I never understood the concept of mental health until two years ago when I lost my stepdad during the summer I joined Manchester United.
I had suffered losses when I was younger and there were underlying feelings that I hadn’t dealt with.
That summer was a real pivotal moment for me, where I first understood how strong and weak you can be mentally. It was the moment where I really started to struggle with my mental health.
It’s hard to explain those feelings and emotions I went through at that time. I had made the biggest move in my career, and I was elated about that, but the person who I really wanted to see it wasn’t there. It was hard to be happy in that moment when I was suffering such loss.
The shining light through all of that was the support I received from Manchester United. It really helped me get through that experience.
From that, I learned it’s so important to open up about how you’re feeling and accept help when it’s there, especially when it feels like such a difficult and confusing time.
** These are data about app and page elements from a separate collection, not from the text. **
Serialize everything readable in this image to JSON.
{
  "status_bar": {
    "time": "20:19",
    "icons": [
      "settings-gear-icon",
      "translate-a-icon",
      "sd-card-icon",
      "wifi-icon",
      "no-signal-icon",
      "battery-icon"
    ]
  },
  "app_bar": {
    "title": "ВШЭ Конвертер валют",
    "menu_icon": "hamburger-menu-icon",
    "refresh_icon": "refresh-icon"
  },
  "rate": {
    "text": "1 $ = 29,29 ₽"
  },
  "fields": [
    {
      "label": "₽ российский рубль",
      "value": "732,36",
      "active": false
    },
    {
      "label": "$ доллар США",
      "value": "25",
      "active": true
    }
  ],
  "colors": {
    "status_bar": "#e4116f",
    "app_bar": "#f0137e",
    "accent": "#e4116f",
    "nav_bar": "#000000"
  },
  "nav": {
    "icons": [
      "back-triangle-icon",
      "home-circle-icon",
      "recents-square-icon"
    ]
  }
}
I think that’s why we need to raise awareness about mental health and understand: ‘If you’re not okay, this is what you can do. If you see someone that’s not okay, this is what you can do to help them’.
I think the Mental Health Taskforce at FIFPRO is a novel thing that’s happening in women’s football. You can take your experiences and share them with a group, but also listen to other players, and find out the things that they’re going through.
Through this group of players that have had various different experiences in their life, it allows FIFPRO to have a greater understanding of the issues that we might face.
It better equips people moving forward and raises awareness for players to reach out. Players might find that their club is not as supportive as they should be, or that they might not have the tools and training to be able to support in those moments.
FIFPRO can offer that support. One of the things they are focusing on is post-tournament mental health.
When I think about my own experiences, I was part of a squad at a tournament that had relative success in the 2019 World Cup, which was then left on a bit of a sour note given we didn’t reach the final or get a bronze medal.
From the outside, everyone has their own opinions of a tournament. But there’s 23 players in the squad and only 11 can start. So, the experiences of every single individual within that squad are going to be so different.
To say: ‘Oh, that was a great tournament, you must have really enjoyed it’ or ‘You got knocked out, that must have been really difficult’ feels simplified.
There are so many different circumstances that happen in a tournament that when you generalise a whole squad of players, it doesn’t help the people within them.
By understanding those experiences more fully, you can really map out what sort of specific support players need – whether it’s just allowing people to have a conversation about their experiences or have some real sessions of what they went through at the tournament.
Going back to my own experiences in 2019, I had joined Birmingham City the previous year. We had a great season and I got picked for the World Cup on the back of that.
I had a great experience with England that summer, but then I was straight back into a club side that was struggling and had lost a few players.
The best advice I could give to players on the back of a tournament is not to just look at someone as a player.
Try to take a step back and think about what has led them to that experience, and appreciate how they might be feeling on the back of an amazing tournament, and then perhaps going into a difficult club situation. Every player’s experiences are different.